Transfer your mixture to the piping bag and pipe out small blobs evenly across your baking sheet. I use a template under my silicon sheet to help get them even sizes.
Once you have piped a whole sheet you should give them a few sharp taps on the surface, this helps form a good foot and gets rid of the little central peaks too.
Once piped and tapped out leave them to dry out, and turn on the oven to 140C mine is a fan oven.
Drying out helps form the shell top to your macaron, it takes around half an hour depending on how warm and dry your kitchen is, but don’t be scared to leave them for an hour if need be. Test by touching gently with your finger tip, if they stick they aren’t ready!
Once dry they wont stick to your finger, test a few as the outside ones dry before the middle ones!

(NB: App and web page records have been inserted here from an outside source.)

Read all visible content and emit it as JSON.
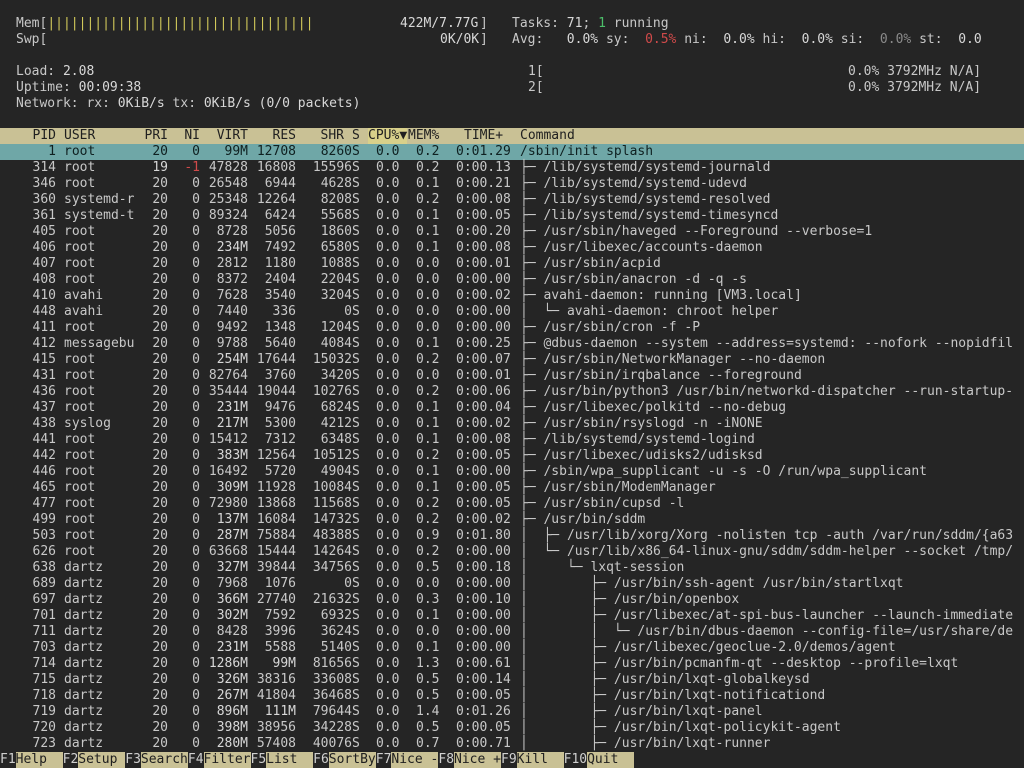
{
  "meters": {
    "mem": {
      "label": "Mem",
      "bar": "||||||||||||||||||||||||||||||||||",
      "value": "422M/7.77G"
    },
    "swp": {
      "label": "Swp",
      "bar": "",
      "value": "0K/0K"
    },
    "load": {
      "label": "Load:",
      "value": "2.08"
    },
    "uptime": {
      "label": "Uptime:",
      "value": "00:09:38"
    },
    "network": {
      "label": "Network: rx:",
      "rx": "0KiB/s",
      "tx_label": "tx:",
      "tx": "0KiB/s",
      "packets": "(0/0 packets)"
    },
    "tasks": {
      "label": "Tasks:",
      "count": "71",
      "running": "1",
      "running_label": "running"
    },
    "avg": {
      "label": "Avg:",
      "us": "0.0%",
      "sy_label": "sy:",
      "sy": "0.5%",
      "ni_label": "ni:",
      "ni": "0.0%",
      "hi_label": "hi:",
      "hi": "0.0%",
      "si_label": "si:",
      "si": "0.0%",
      "st_label": "st:",
      "st": "0.0"
    },
    "cpu1": {
      "label": "1[",
      "value": "0.0% 3792MHz N/A]"
    },
    "cpu2": {
      "label": "2[",
      "value": "0.0% 3792MHz N/A]"
    }
  },
  "columns": {
    "pid": "PID",
    "user": "USER",
    "pri": "PRI",
    "ni": "NI",
    "virt": "VIRT",
    "res": "RES",
    "shr": "SHR",
    "s": "S",
    "cpu": "CPU%",
    "sort_arrow": "▼",
    "mem": "MEM%",
    "time": "TIME+",
    "command": "Command"
  },
  "processes": [
    {
      "pid": "1",
      "user": "root",
      "pri": "20",
      "ni": "0",
      "virt": "99M",
      "res": "12708",
      "shr": "8260",
      "s": "S",
      "cpu": "0.0",
      "mem": "0.2",
      "time": "0:01.29",
      "tree": "",
      "command": "/sbin/init splash"
    },
    {
      "pid": "314",
      "user": "root",
      "pri": "19",
      "ni": "-1",
      "virt": "47828",
      "res": "16808",
      "shr": "15596",
      "s": "S",
      "cpu": "0.0",
      "mem": "0.2",
      "time": "0:00.13",
      "tree": "├─ ",
      "command": "/lib/systemd/systemd-journald"
    },
    {
      "pid": "346",
      "user": "root",
      "pri": "20",
      "ni": "0",
      "virt": "26548",
      "res": "6944",
      "shr": "4628",
      "s": "S",
      "cpu": "0.0",
      "mem": "0.1",
      "time": "0:00.21",
      "tree": "├─ ",
      "command": "/lib/systemd/systemd-udevd"
    },
    {
      "pid": "360",
      "user": "systemd-r",
      "pri": "20",
      "ni": "0",
      "virt": "25348",
      "res": "12264",
      "shr": "8208",
      "s": "S",
      "cpu": "0.0",
      "mem": "0.2",
      "time": "0:00.08",
      "tree": "├─ ",
      "command": "/lib/systemd/systemd-resolved"
    },
    {
      "pid": "361",
      "user": "systemd-t",
      "pri": "20",
      "ni": "0",
      "virt": "89324",
      "res": "6424",
      "shr": "5568",
      "s": "S",
      "cpu": "0.0",
      "mem": "0.1",
      "time": "0:00.05",
      "tree": "├─ ",
      "command": "/lib/systemd/systemd-timesyncd"
    },
    {
      "pid": "405",
      "user": "root",
      "pri": "20",
      "ni": "0",
      "virt": "8728",
      "res": "5056",
      "shr": "1860",
      "s": "S",
      "cpu": "0.0",
      "mem": "0.1",
      "time": "0:00.20",
      "tree": "├─ ",
      "command": "/usr/sbin/haveged --Foreground --verbose=1"
    },
    {
      "pid": "406",
      "user": "root",
      "pri": "20",
      "ni": "0",
      "virt": "234M",
      "res": "7492",
      "shr": "6580",
      "s": "S",
      "cpu": "0.0",
      "mem": "0.1",
      "time": "0:00.08",
      "tree": "├─ ",
      "command": "/usr/libexec/accounts-daemon"
    },
    {
      "pid": "407",
      "user": "root",
      "pri": "20",
      "ni": "0",
      "virt": "2812",
      "res": "1180",
      "shr": "1088",
      "s": "S",
      "cpu": "0.0",
      "mem": "0.0",
      "time": "0:00.01",
      "tree": "├─ ",
      "command": "/usr/sbin/acpid"
    },
    {
      "pid": "408",
      "user": "root",
      "pri": "20",
      "ni": "0",
      "virt": "8372",
      "res": "2404",
      "shr": "2204",
      "s": "S",
      "cpu": "0.0",
      "mem": "0.0",
      "time": "0:00.00",
      "tree": "├─ ",
      "command": "/usr/sbin/anacron -d -q -s"
    },
    {
      "pid": "410",
      "user": "avahi",
      "pri": "20",
      "ni": "0",
      "virt": "7628",
      "res": "3540",
      "shr": "3204",
      "s": "S",
      "cpu": "0.0",
      "mem": "0.0",
      "time": "0:00.02",
      "tree": "├─ ",
      "command": "avahi-daemon: running [VM3.local]"
    },
    {
      "pid": "448",
      "user": "avahi",
      "pri": "20",
      "ni": "0",
      "virt": "7440",
      "res": "336",
      "shr": "0",
      "s": "S",
      "cpu": "0.0",
      "mem": "0.0",
      "time": "0:00.00",
      "tree": "│  └─ ",
      "command": "avahi-daemon: chroot helper"
    },
    {
      "pid": "411",
      "user": "root",
      "pri": "20",
      "ni": "0",
      "virt": "9492",
      "res": "1348",
      "shr": "1204",
      "s": "S",
      "cpu": "0.0",
      "mem": "0.0",
      "time": "0:00.00",
      "tree": "├─ ",
      "command": "/usr/sbin/cron -f -P"
    },
    {
      "pid": "412",
      "user": "messagebu",
      "pri": "20",
      "ni": "0",
      "virt": "9788",
      "res": "5640",
      "shr": "4084",
      "s": "S",
      "cpu": "0.0",
      "mem": "0.1",
      "time": "0:00.25",
      "tree": "├─ ",
      "command": "@dbus-daemon --system --address=systemd: --nofork --nopidfil"
    },
    {
      "pid": "415",
      "user": "root",
      "pri": "20",
      "ni": "0",
      "virt": "254M",
      "res": "17644",
      "shr": "15032",
      "s": "S",
      "cpu": "0.0",
      "mem": "0.2",
      "time": "0:00.07",
      "tree": "├─ ",
      "command": "/usr/sbin/NetworkManager --no-daemon"
    },
    {
      "pid": "431",
      "user": "root",
      "pri": "20",
      "ni": "0",
      "virt": "82764",
      "res": "3760",
      "shr": "3420",
      "s": "S",
      "cpu": "0.0",
      "mem": "0.0",
      "time": "0:00.01",
      "tree": "├─ ",
      "command": "/usr/sbin/irqbalance --foreground"
    },
    {
      "pid": "436",
      "user": "root",
      "pri": "20",
      "ni": "0",
      "virt": "35444",
      "res": "19044",
      "shr": "10276",
      "s": "S",
      "cpu": "0.0",
      "mem": "0.2",
      "time": "0:00.06",
      "tree": "├─ ",
      "command": "/usr/bin/python3 /usr/bin/networkd-dispatcher --run-startup-"
    },
    {
      "pid": "437",
      "user": "root",
      "pri": "20",
      "ni": "0",
      "virt": "231M",
      "res": "9476",
      "shr": "6824",
      "s": "S",
      "cpu": "0.0",
      "mem": "0.1",
      "time": "0:00.04",
      "tree": "├─ ",
      "command": "/usr/libexec/polkitd --no-debug"
    },
    {
      "pid": "438",
      "user": "syslog",
      "pri": "20",
      "ni": "0",
      "virt": "217M",
      "res": "5300",
      "shr": "4212",
      "s": "S",
      "cpu": "0.0",
      "mem": "0.1",
      "time": "0:00.02",
      "tree": "├─ ",
      "command": "/usr/sbin/rsyslogd -n -iNONE"
    },
    {
      "pid": "441",
      "user": "root",
      "pri": "20",
      "ni": "0",
      "virt": "15412",
      "res": "7312",
      "shr": "6348",
      "s": "S",
      "cpu": "0.0",
      "mem": "0.1",
      "time": "0:00.08",
      "tree": "├─ ",
      "command": "/lib/systemd/systemd-logind"
    },
    {
      "pid": "442",
      "user": "root",
      "pri": "20",
      "ni": "0",
      "virt": "383M",
      "res": "12564",
      "shr": "10512",
      "s": "S",
      "cpu": "0.0",
      "mem": "0.2",
      "time": "0:00.05",
      "tree": "├─ ",
      "command": "/usr/libexec/udisks2/udisksd"
    },
    {
      "pid": "446",
      "user": "root",
      "pri": "20",
      "ni": "0",
      "virt": "16492",
      "res": "5720",
      "shr": "4904",
      "s": "S",
      "cpu": "0.0",
      "mem": "0.1",
      "time": "0:00.00",
      "tree": "├─ ",
      "command": "/sbin/wpa_supplicant -u -s -O /run/wpa_supplicant"
    },
    {
      "pid": "465",
      "user": "root",
      "pri": "20",
      "ni": "0",
      "virt": "309M",
      "res": "11928",
      "shr": "10084",
      "s": "S",
      "cpu": "0.0",
      "mem": "0.1",
      "time": "0:00.05",
      "tree": "├─ ",
      "command": "/usr/sbin/ModemManager"
    },
    {
      "pid": "477",
      "user": "root",
      "pri": "20",
      "ni": "0",
      "virt": "72980",
      "res": "13868",
      "shr": "11568",
      "s": "S",
      "cpu": "0.0",
      "mem": "0.2",
      "time": "0:00.05",
      "tree": "├─ ",
      "command": "/usr/sbin/cupsd -l"
    },
    {
      "pid": "499",
      "user": "root",
      "pri": "20",
      "ni": "0",
      "virt": "137M",
      "res": "16084",
      "shr": "14732",
      "s": "S",
      "cpu": "0.0",
      "mem": "0.2",
      "time": "0:00.02",
      "tree": "├─ ",
      "command": "/usr/bin/sddm"
    },
    {
      "pid": "503",
      "user": "root",
      "pri": "20",
      "ni": "0",
      "virt": "287M",
      "res": "75884",
      "shr": "48388",
      "s": "S",
      "cpu": "0.0",
      "mem": "0.9",
      "time": "0:01.80",
      "tree": "│  ├─ ",
      "command": "/usr/lib/xorg/Xorg -nolisten tcp -auth /var/run/sddm/{a63"
    },
    {
      "pid": "626",
      "user": "root",
      "pri": "20",
      "ni": "0",
      "virt": "63668",
      "res": "15444",
      "shr": "14264",
      "s": "S",
      "cpu": "0.0",
      "mem": "0.2",
      "time": "0:00.00",
      "tree": "│  └─ ",
      "command": "/usr/lib/x86_64-linux-gnu/sddm/sddm-helper --socket /tmp/"
    },
    {
      "pid": "638",
      "user": "dartz",
      "pri": "20",
      "ni": "0",
      "virt": "327M",
      "res": "39844",
      "shr": "34756",
      "s": "S",
      "cpu": "0.0",
      "mem": "0.5",
      "time": "0:00.18",
      "tree": "│     └─ ",
      "command": "lxqt-session"
    },
    {
      "pid": "689",
      "user": "dartz",
      "pri": "20",
      "ni": "0",
      "virt": "7968",
      "res": "1076",
      "shr": "0",
      "s": "S",
      "cpu": "0.0",
      "mem": "0.0",
      "time": "0:00.00",
      "tree": "│        ├─ ",
      "command": "/usr/bin/ssh-agent /usr/bin/startlxqt"
    },
    {
      "pid": "697",
      "user": "dartz",
      "pri": "20",
      "ni": "0",
      "virt": "366M",
      "res": "27740",
      "shr": "21632",
      "s": "S",
      "cpu": "0.0",
      "mem": "0.3",
      "time": "0:00.10",
      "tree": "│        ├─ ",
      "command": "/usr/bin/openbox"
    },
    {
      "pid": "701",
      "user": "dartz",
      "pri": "20",
      "ni": "0",
      "virt": "302M",
      "res": "7592",
      "shr": "6932",
      "s": "S",
      "cpu": "0.0",
      "mem": "0.1",
      "time": "0:00.00",
      "tree": "│        ├─ ",
      "command": "/usr/libexec/at-spi-bus-launcher --launch-immediate"
    },
    {
      "pid": "711",
      "user": "dartz",
      "pri": "20",
      "ni": "0",
      "virt": "8428",
      "res": "3996",
      "shr": "3624",
      "s": "S",
      "cpu": "0.0",
      "mem": "0.0",
      "time": "0:00.00",
      "tree": "│        │  └─ ",
      "command": "/usr/bin/dbus-daemon --config-file=/usr/share/de"
    },
    {
      "pid": "703",
      "user": "dartz",
      "pri": "20",
      "ni": "0",
      "virt": "231M",
      "res": "5588",
      "shr": "5140",
      "s": "S",
      "cpu": "0.0",
      "mem": "0.1",
      "time": "0:00.00",
      "tree": "│        ├─ ",
      "command": "/usr/libexec/geoclue-2.0/demos/agent"
    },
    {
      "pid": "714",
      "user": "dartz",
      "pri": "20",
      "ni": "0",
      "virt": "1286M",
      "res": "99M",
      "shr": "81656",
      "s": "S",
      "cpu": "0.0",
      "mem": "1.3",
      "time": "0:00.61",
      "tree": "│        ├─ ",
      "command": "/usr/bin/pcmanfm-qt --desktop --profile=lxqt"
    },
    {
      "pid": "715",
      "user": "dartz",
      "pri": "20",
      "ni": "0",
      "virt": "326M",
      "res": "38316",
      "shr": "33608",
      "s": "S",
      "cpu": "0.0",
      "mem": "0.5",
      "time": "0:00.14",
      "tree": "│        ├─ ",
      "command": "/usr/bin/lxqt-globalkeysd"
    },
    {
      "pid": "718",
      "user": "dartz",
      "pri": "20",
      "ni": "0",
      "virt": "267M",
      "res": "41804",
      "shr": "36468",
      "s": "S",
      "cpu": "0.0",
      "mem": "0.5",
      "time": "0:00.05",
      "tree": "│        ├─ ",
      "command": "/usr/bin/lxqt-notificationd"
    },
    {
      "pid": "719",
      "user": "dartz",
      "pri": "20",
      "ni": "0",
      "virt": "896M",
      "res": "111M",
      "shr": "79644",
      "s": "S",
      "cpu": "0.0",
      "mem": "1.4",
      "time": "0:01.26",
      "tree": "│        ├─ ",
      "command": "/usr/bin/lxqt-panel"
    },
    {
      "pid": "720",
      "user": "dartz",
      "pri": "20",
      "ni": "0",
      "virt": "398M",
      "res": "38956",
      "shr": "34228",
      "s": "S",
      "cpu": "0.0",
      "mem": "0.5",
      "time": "0:00.05",
      "tree": "│        ├─ ",
      "command": "/usr/bin/lxqt-policykit-agent"
    },
    {
      "pid": "723",
      "user": "dartz",
      "pri": "20",
      "ni": "0",
      "virt": "280M",
      "res": "57408",
      "shr": "40076",
      "s": "S",
      "cpu": "0.0",
      "mem": "0.7",
      "time": "0:00.71",
      "tree": "│        ├─ ",
      "command": "/usr/bin/lxqt-runner"
    }
  ],
  "footer": [
    {
      "key": "F1",
      "label": "Help  "
    },
    {
      "key": "F2",
      "label": "Setup "
    },
    {
      "key": "F3",
      "label": "Search"
    },
    {
      "key": "F4",
      "label": "Filter"
    },
    {
      "key": "F5",
      "label": "List  "
    },
    {
      "key": "F6",
      "label": "SortBy"
    },
    {
      "key": "F7",
      "label": "Nice -"
    },
    {
      "key": "F8",
      "label": "Nice +"
    },
    {
      "key": "F9",
      "label": "Kill  "
    },
    {
      "key": "F10",
      "label": "Quit  "
    }
  ]
}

You are now ready to bake, you need an middle and lower shelf, put your first tray in on the middle shelf and time for 8 minutes. Once the timer is up, move the tray to the lower shelf, I usually turn my tray 180 degrees too. Put the next tray of macs on the middle shelf and time for another 8 minutes. When this time is up remove the lower tray and rotate the second tray down to the lower shelf, put in the next tray of uncooked macs and repeat 8 minutes. Repeat this process for the final tray of macs but put in an empty tray on the final rotation above the last tray to be moved down – does that all make sense?
Your macs are done when they lift easily from the baking sheet, if you find they are a bit sticky pop them back in for a couple of minutes – everyones ovens are slightly different and humidity plays a huge part when cooking macarons.

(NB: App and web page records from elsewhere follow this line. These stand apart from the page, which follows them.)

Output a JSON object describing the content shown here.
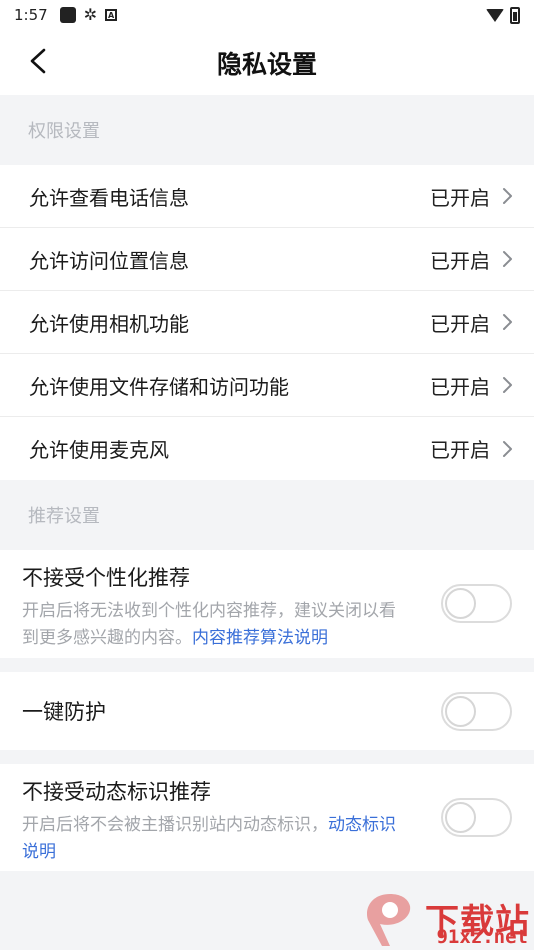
{
  "status_bar": {
    "time": "1:57",
    "a_label": "A"
  },
  "header": {
    "title": "隐私设置"
  },
  "permissions_section": {
    "label": "权限设置",
    "items": [
      {
        "label": "允许查看电话信息",
        "status": "已开启"
      },
      {
        "label": "允许访问位置信息",
        "status": "已开启"
      },
      {
        "label": "允许使用相机功能",
        "status": "已开启"
      },
      {
        "label": "允许使用文件存储和访问功能",
        "status": "已开启"
      },
      {
        "label": "允许使用麦克风",
        "status": "已开启"
      }
    ]
  },
  "recommend_section": {
    "label": "推荐设置",
    "personalized": {
      "title": "不接受个性化推荐",
      "desc": "开启后将无法收到个性化内容推荐，建议关闭以看到更多感兴趣的内容。",
      "link": "内容推荐算法说明",
      "enabled": false
    },
    "one_key": {
      "title": "一键防护",
      "enabled": false
    },
    "dynamic": {
      "title": "不接受动态标识推荐",
      "desc": "开启后将不会被主播识别站内动态标识，",
      "link": "动态标识说明",
      "enabled": false
    }
  },
  "watermark": {
    "line1": "下载站",
    "line2": "91xz.net"
  },
  "colors": {
    "link": "#3a6fd8",
    "section_label": "#b6b9bf",
    "background": "#f3f4f6",
    "watermark": "#d93a3a"
  }
}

They cool really quickly, so once cool you can add the filling.
To make the filling simply melt the white chocolate gently in a microwave. I do mine on half power for 1 minute, then 30 second bursts until its all melted. Stir in the dulche de leche and mix well. Allow to cool to a piping consistency.
The secret I find with macs is to match them up so I always lay mine out in pairs that are of a similar size, as despite using a template they are invariably slightly different sizes but as long as they match each other I don’t think it really matters!

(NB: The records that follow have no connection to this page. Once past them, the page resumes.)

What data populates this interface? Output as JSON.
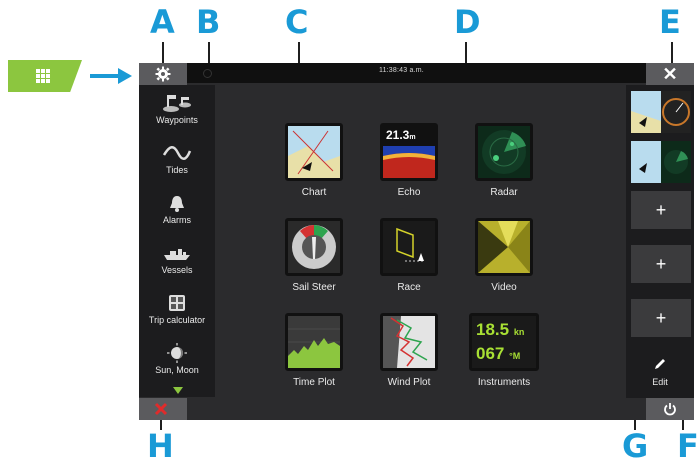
{
  "callouts": {
    "a": "A",
    "b": "B",
    "c": "C",
    "d": "D",
    "e": "E",
    "f": "F",
    "g": "G",
    "h": "H"
  },
  "topbar": {
    "time": "11:38:43 a.m."
  },
  "sidebar": {
    "items": [
      {
        "label": "Waypoints",
        "icon": "waypoints-icon"
      },
      {
        "label": "Tides",
        "icon": "tides-icon"
      },
      {
        "label": "Alarms",
        "icon": "bell-icon"
      },
      {
        "label": "Vessels",
        "icon": "vessels-icon"
      },
      {
        "label": "Trip calculator",
        "icon": "trip-calculator-icon"
      },
      {
        "label": "Sun, Moon",
        "icon": "sun-moon-icon"
      }
    ]
  },
  "apps": [
    {
      "label": "Chart"
    },
    {
      "label": "Echo",
      "value": "21.3",
      "unit": "m"
    },
    {
      "label": "Radar"
    },
    {
      "label": "Sail Steer"
    },
    {
      "label": "Race"
    },
    {
      "label": "Video"
    },
    {
      "label": "Time Plot"
    },
    {
      "label": "Wind Plot"
    },
    {
      "label": "Instruments",
      "speed": "18.5",
      "speed_unit": "kn",
      "heading": "067",
      "heading_unit": "°M"
    }
  ],
  "right_panel": {
    "plus": "+",
    "edit": "Edit"
  },
  "colors": {
    "accent": "#1a9ad6",
    "green": "#8cc63f"
  }
}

Pipe swirls of filling on one half of each pair then gently sandwich together hold the shells by the out side edge and don’t try to press on the centre as its quite fragile, although a few broken ones are good ‘chefs perks’!
I decorated mine with some copper coloured edible metallic paint and a a 2017 for good measure, all ready to add to the others on my tower!
Macs keep for about a week in the fridge but also freeze really well so you can make them ahead of time.
So here is to 2107 – may you reach for your own stars and have fun along the way.